Next to landfilling, incineration is the “other” major disposal option. Advocates will be quick to tell you that humans have been burning garbage just about as long as they have been burying it.
A lot of people will also make sure to say that incineration is better than landfilling, particularly if your incineration is WTE (WTE is Waste to Energy, which basically means you stick a powerplant on top of your burning garbage and create electricity and steam). Landfills are usually considered to be about the worst (and cheapest) means of disposal, while incineration occupies a slightly more lofty status.
“A solid waste hierarchy gives preference to energy-from-waste over landfills because EFW reduces the volume of waste by 90%, destroys bacteria and pollutants, prevents methane from being created, saves valuable land, recovers more energy from trash, and creates a more sustainable municipal waste management system,” according to the Canadian Energy-From-Waste Coalition.
The problems you’ll hear about when it comes to incineration are air pollution, ashes, and debts.
“Incinerators produce a variety of toxic discharges to the air, water and ground that are significant sources of a range of powerful pollutants, including dioxin and other chlorinated organic compounds that are well-known for their toxic impacts on human health and the environment,” says the Global Anti-Incinerator Alliance.
Garbage doesn’t burn up entirely, and every incinerator I’ve ever heard of produces ashes. The bottom ash (ash that is left over from combustion) isn’t generally considered hazardous, but fly-ash (the ashes that get captured through filtration of incinerator off-gasses) often are.
Debts enter into the picture because incinerators generally cost quite a bit to build and “Even if the incinerator is privately owned and operated, it puts a strain on the municipal budget, in a way. The municipality is “indebted” in the sense that it usually has to promise to deliver sufficient burnable trash to the incinerator throughout its lifetime or pay a penalty for any shortfall–what is called a “put-or-pay” contract.” (Porter, 72).

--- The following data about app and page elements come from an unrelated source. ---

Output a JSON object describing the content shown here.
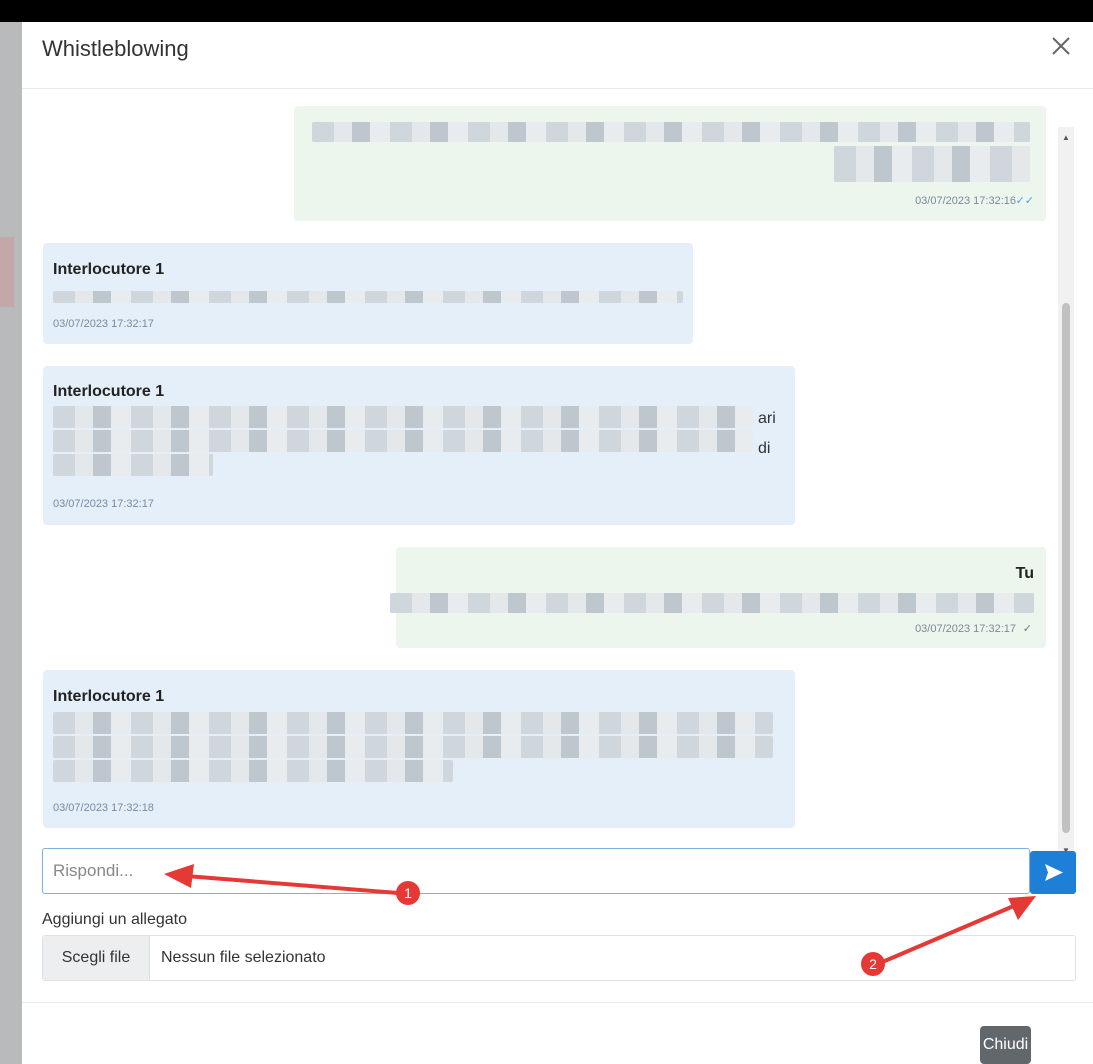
{
  "modal": {
    "title": "Whistleblowing"
  },
  "messages": [
    {
      "author": "",
      "timestamp": "03/07/2023 17:32:16",
      "direction": "out",
      "check": "double-check-icon",
      "fragments": []
    },
    {
      "author": "Interlocutore 1",
      "timestamp": "03/07/2023 17:32:17",
      "direction": "in",
      "fragments": []
    },
    {
      "author": "Interlocutore 1",
      "timestamp": "03/07/2023 17:32:17",
      "direction": "in",
      "fragments": [
        "ari",
        "di"
      ]
    },
    {
      "author": "Tu",
      "timestamp": "03/07/2023 17:32:17",
      "direction": "out",
      "check": "check-icon",
      "fragments": []
    },
    {
      "author": "Interlocutore 1",
      "timestamp": "03/07/2023 17:32:18",
      "direction": "in",
      "fragments": []
    }
  ],
  "reply": {
    "placeholder": "Rispondi..."
  },
  "attachment": {
    "label": "Aggiungi un allegato",
    "button": "Scegli file",
    "status": "Nessun file selezionato"
  },
  "footer": {
    "close_label": "Chiudi"
  },
  "annotations": [
    {
      "number": "1"
    },
    {
      "number": "2"
    }
  ],
  "colors": {
    "send_button": "#1d7fd6",
    "annotation_red": "#e53935",
    "incoming_bubble": "#e5eff9",
    "outgoing_bubble": "#edf6ec"
  }
}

Hopefully you get the sense that there is not a lot of agreement about what the best way to get rid of garbage really is. The incinerator people say landfills pump methane into the air, toxic leachate into the water, and create toxic waste dumps mummified for the future. The landfill people say incinerators put really bad toxins into the air, are inflexible and expensive, and ultimately produce ash that has to be landfilled anyway.
My sense from the situation in Vancouver, BC, is that the one incinerator they have, burning about 25% of Metro Vancouver’s garbage, has been a good choice, even though it does create air pollution. They are planning on building more incinerator capacity near Vancouver in an effort to reduce landfill numbers. There’s a rousing argument around the topic which you can find online pretty easily.
Metro Vancouver has some lofty goals for recycling numbers: they want to divert seventy percent of their solid waste from the waste disposal stream by 2015. According to Metro Vancouver’s Integrated Solid Waste and Resource Management Plan, incineration is considered diversion as long as you are using the heat from incineration for something. You can begin to understand why Metro Vancouver seems more attached to incineration than landfilling.